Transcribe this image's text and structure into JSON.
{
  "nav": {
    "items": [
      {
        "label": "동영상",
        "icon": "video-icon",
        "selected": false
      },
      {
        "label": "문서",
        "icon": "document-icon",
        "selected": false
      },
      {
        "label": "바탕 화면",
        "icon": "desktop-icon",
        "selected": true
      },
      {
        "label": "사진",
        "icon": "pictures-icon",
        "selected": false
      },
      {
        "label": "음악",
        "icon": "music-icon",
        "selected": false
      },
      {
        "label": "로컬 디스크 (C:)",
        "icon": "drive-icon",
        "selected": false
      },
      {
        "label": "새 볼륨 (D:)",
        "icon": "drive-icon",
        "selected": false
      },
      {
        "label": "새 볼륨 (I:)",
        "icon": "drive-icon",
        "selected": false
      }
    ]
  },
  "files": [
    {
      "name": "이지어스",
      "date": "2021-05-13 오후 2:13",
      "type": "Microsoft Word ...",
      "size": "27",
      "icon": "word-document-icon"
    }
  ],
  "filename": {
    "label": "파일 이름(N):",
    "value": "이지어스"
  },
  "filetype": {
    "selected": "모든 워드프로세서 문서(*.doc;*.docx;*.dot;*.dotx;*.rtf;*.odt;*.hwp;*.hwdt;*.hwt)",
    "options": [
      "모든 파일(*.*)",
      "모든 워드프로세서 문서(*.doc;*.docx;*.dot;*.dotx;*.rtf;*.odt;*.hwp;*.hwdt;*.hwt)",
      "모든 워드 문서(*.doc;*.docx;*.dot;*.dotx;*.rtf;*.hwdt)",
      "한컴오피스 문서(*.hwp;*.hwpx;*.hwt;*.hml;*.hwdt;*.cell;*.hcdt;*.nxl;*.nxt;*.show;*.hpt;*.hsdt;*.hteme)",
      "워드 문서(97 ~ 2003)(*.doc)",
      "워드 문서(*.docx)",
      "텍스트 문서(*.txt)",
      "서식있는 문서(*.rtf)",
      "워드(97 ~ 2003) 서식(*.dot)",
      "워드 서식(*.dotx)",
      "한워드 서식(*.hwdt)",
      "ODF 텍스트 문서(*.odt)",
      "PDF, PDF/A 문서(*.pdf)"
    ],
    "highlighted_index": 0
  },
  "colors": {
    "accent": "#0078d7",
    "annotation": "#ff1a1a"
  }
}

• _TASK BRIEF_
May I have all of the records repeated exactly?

• _ANSWER BOX_
Transcribe this image's text and structure into JSON.
{
  "nav": {
    "items": [
      {
        "label": "동영상",
        "icon": "video-icon",
        "selected": false
      },
      {
        "label": "문서",
        "icon": "document-icon",
        "selected": false
      },
      {
        "label": "바탕 화면",
        "icon": "desktop-icon",
        "selected": true
      },
      {
        "label": "사진",
        "icon": "pictures-icon",
        "selected": false
      },
      {
        "label": "음악",
        "icon": "music-icon",
        "selected": false
      },
      {
        "label": "로컬 디스크 (C:)",
        "icon": "drive-icon",
        "selected": false
      },
      {
        "label": "새 볼륨 (D:)",
        "icon": "drive-icon",
        "selected": false
      },
      {
        "label": "새 볼륨 (I:)",
        "icon": "drive-icon",
        "selected": false
      }
    ]
  },
  "files": [
    {
      "name": "이지어스",
      "date": "2021-05-13 오후 2:13",
      "type": "Microsoft Word ...",
      "size": "27",
      "icon": "word-document-icon"
    }
  ],
  "filename": {
    "label": "파일 이름(N):",
    "value": "이지어스"
  },
  "filetype": {
    "selected": "모든 워드프로세서 문서(*.doc;*.docx;*.dot;*.dotx;*.rtf;*.odt;*.hwp;*.hwdt;*.hwt)",
    "options": [
      "모든 파일(*.*)",
      "모든 워드프로세서 문서(*.doc;*.docx;*.dot;*.dotx;*.rtf;*.odt;*.hwp;*.hwdt;*.hwt)",
      "모든 워드 문서(*.doc;*.docx;*.dot;*.dotx;*.rtf;*.hwdt)",
      "한컴오피스 문서(*.hwp;*.hwpx;*.hwt;*.hml;*.hwdt;*.cell;*.hcdt;*.nxl;*.nxt;*.show;*.hpt;*.hsdt;*.hteme)",
      "워드 문서(97 ~ 2003)(*.doc)",
      "워드 문서(*.docx)",
      "텍스트 문서(*.txt)",
      "서식있는 문서(*.rtf)",
      "워드(97 ~ 2003) 서식(*.dot)",
      "워드 서식(*.dotx)",
      "한워드 서식(*.hwdt)",
      "ODF 텍스트 문서(*.odt)",
      "PDF, PDF/A 문서(*.pdf)"
    ],
    "highlighted_index": 0
  },
  "colors": {
    "accent": "#0078d7",
    "annotation": "#ff1a1a"
  }
}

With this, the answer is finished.